Excerpts from an interface dataset

━━━━━━━━

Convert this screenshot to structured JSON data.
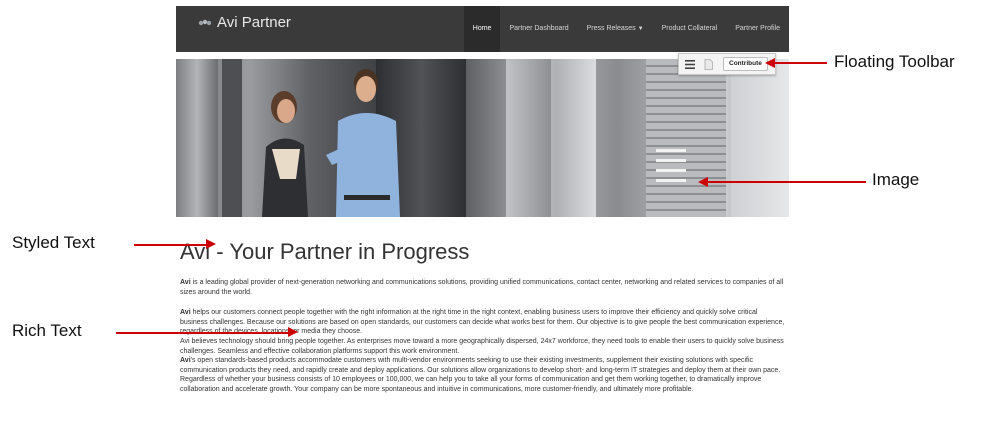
{
  "navbar": {
    "brand": "Avi Partner",
    "items": [
      {
        "label": "Home",
        "active": true
      },
      {
        "label": "Partner Dashboard"
      },
      {
        "label": "Press Releases",
        "has_dropdown": true
      },
      {
        "label": "Product Collateral"
      },
      {
        "label": "Partner Profile"
      }
    ]
  },
  "toolbar": {
    "contribute_label": "Contribute",
    "icons": [
      "menu-icon",
      "page-icon"
    ]
  },
  "content": {
    "title": "Avi - Your Partner in Progress",
    "p1_bold": "Avi",
    "p1_text": " is a leading global provider of next-generation networking and communications solutions, providing unified communications, contact center, networking and related services to companies of all sizes around the world.",
    "p2_bold": "Avi",
    "p2_text": " helps our customers connect people together with the right information at the right time in the right context, enabling business users to improve their efficiency and quickly solve critical business challenges. Because our solutions are based on open standards, our customers can decide what works best for them. Our objective is to give people the best communication experience, regardless of the devices, locations, or media they choose.",
    "p3_text": "Avi believes technology should bring people together. As enterprises move toward a more geographically dispersed, 24x7 workforce, they need tools to enable their users to quickly solve business challenges.  Seamless and effective collaboration platforms support this work environment.",
    "p4_bold": "Avi",
    "p4_text": "'s open standards-based products accommodate customers with multi-vendor environments seeking to use their existing investments, supplement their existing solutions with specific communication products they need, and rapidly create and deploy applications. Our solutions allow organizations to develop short- and long-term IT strategies and deploy them at their own pace.  Regardless of whether your business consists of 10 employees or 100,000, we can help you to take all your forms of communication and get them working together, to dramatically improve collaboration and accelerate growth. Your company can be more spontaneous and intuitive in communications, more customer-friendly, and ultimately more profitable."
  },
  "annotations": {
    "floating_toolbar": "Floating Toolbar",
    "image": "Image",
    "styled_text": "Styled Text",
    "rich_text": "Rich Text"
  },
  "colors": {
    "navbar_bg": "#3a3a3a",
    "arrow": "#cc0000"
  }
}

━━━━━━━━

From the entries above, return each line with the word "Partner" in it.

    "brand": "Avi Partner",
        "label": "Partner Dashboard"
        "label": "Partner Profile"
    "title": "Avi - Your Partner in Progress",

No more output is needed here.